The Evolution of Women's Dresses: From Function to Fashion

· Introduction
· The Early Origins
· Functional Dresses in History
· Transformation into Decorative Attire
· Contemporary Dress Styles
· Conclusion



Dresses have long been a symbol of femininity and style, serving as a canvas for self-expression and reflecting the societal norms and trends of different eras. Throughout history, women's dresses have transitioned from functional garments to decorative attire, highlighting the ever-changing roles and expectations placed on women. This article explores the early origins of women's dresses, their functional uses throughout history, the transformation into decorative garments, and the contemporary dress styles that shape our fashion landscape today.


The Early Origins


The history of women dresses dates back thousands of years. In ancient civilizations such as Egypt and Mesopotamia, women adorned themselves with draped garments made of linen or wool. These early prototypes of dresses were often loose-fitting and simple in design, providing ease of movement in everyday activities.


With the rise of civilizations, dresses began to take on more intricate forms. In ancient Greece, the chiton became popular, featuring a rectangular piece of fabric fastened at the shoulders and belted at the waist. This garment exemplified the transition towards clothing that accentuated the natural female form.


Functional Dresses in History


As societies developed, women's dresses started to serve practical purposes beyond mere coverage. In medieval Europe, for instance, dresses were designed to indicate a woman's social status and marital affiliation. The silhouette of the dress often included features like intricate embroidery, long trains, and tight corsetry.


During the Victorian era, the functional aspect of women's dresses took a different turn. Dresses became heavily structured with multiple layers of petticoats, hoop skirts, and bustles. These undergarments served to enhance the hourglass figure, emphasizing a tiny waist and a full skirt. Though restrictive, these dresses showcased a woman's wealth and adherence to societal norms.


Transformation into Decorative Attire


In the early 20th century, women's fashion underwent a significant transformation, marking a shift towards more comfortable and liberating styles. The suffragette movement in the late 19th and early 20th centuries played a crucial role in challenging the restrictive fashion of the time. As a result, dresses became shorter, looser, and less constricting.


The emergence of fashion designers like Coco Chanel and Elsa Schiaparelli further revolutionized women's dress styles. Chanel introduced the iconic little black dress in the 1920s, which became a symbol of chic simplicity and elegance. Schiaparelli, on the other hand, experimented with bold colors, unconventional materials, and avant-garde designs, pushing the boundaries of women's fashion.


Contemporary Dress Styles


Today, women's dresses come in a plethora of styles, reflecting the diverse fashion tastes and personal preferences of women worldwide. From maxi dresses to cocktail dresses, the options are endless.


One popular contemporary dress style is the A-line dress. This silhouette flares out from the waist, creating a flattering and timeless look. It can be paired with heels for a sophisticated occasion or dressed down with flats for a casual outing.

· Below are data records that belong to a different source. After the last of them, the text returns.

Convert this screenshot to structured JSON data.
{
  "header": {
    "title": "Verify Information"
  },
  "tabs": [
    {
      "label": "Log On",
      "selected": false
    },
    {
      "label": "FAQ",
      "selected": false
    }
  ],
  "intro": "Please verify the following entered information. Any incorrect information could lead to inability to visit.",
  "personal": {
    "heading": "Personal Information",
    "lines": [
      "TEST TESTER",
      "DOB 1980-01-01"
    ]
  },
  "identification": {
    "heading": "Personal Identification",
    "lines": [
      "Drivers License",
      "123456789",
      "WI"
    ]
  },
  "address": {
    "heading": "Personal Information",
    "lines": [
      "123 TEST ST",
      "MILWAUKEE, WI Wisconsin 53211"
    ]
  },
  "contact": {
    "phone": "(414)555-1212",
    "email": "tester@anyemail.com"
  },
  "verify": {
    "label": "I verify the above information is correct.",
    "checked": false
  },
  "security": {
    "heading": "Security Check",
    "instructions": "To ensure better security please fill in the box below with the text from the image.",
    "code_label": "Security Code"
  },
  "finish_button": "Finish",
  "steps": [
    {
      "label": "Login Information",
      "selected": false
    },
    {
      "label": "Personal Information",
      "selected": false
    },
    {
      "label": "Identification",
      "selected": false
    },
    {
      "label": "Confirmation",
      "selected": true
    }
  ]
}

Another enduring trend is the wrap dress, which was popularized by designer Diane von Furstenberg in the 1970s. This versatile garment features a crossover front and a tie closure, accentuating the waistline and embracing the female figure. The wrap dress is celebrated for its ability to suit various body types and can be worn for both professional and social occasions.

Additionally, the shift dress maintains its popularity due to its simplicity and versatility. This loose-fitting garment hangs straight from the shoulders and often falls above the knee. It is a go-to choice for women who prioritize comfort without compromising style.


In recent years, sustainability has influenced dress styles. Ethical and eco-friendly fashion brands have emerged, offering dresses made from organic materials or through upcycling. These dresses not only contribute to a more sustainable fashion industry but also serve as a statement of conscious consumerism.




Women's dresses have come a long way, transitioning from functional garments to symbols of fashion and self-expression. From the ancient civilizations to today's diverse dress styles, dresses have evolved to meet the needs and desires of women throughout history. Whether functional or decorative, dresses continue to shape and reflect the ever-changing landscape of women's fashion, showcasing the power of clothing as a means of personal and cultural expression.

Shaun Joseph StewartMultiverse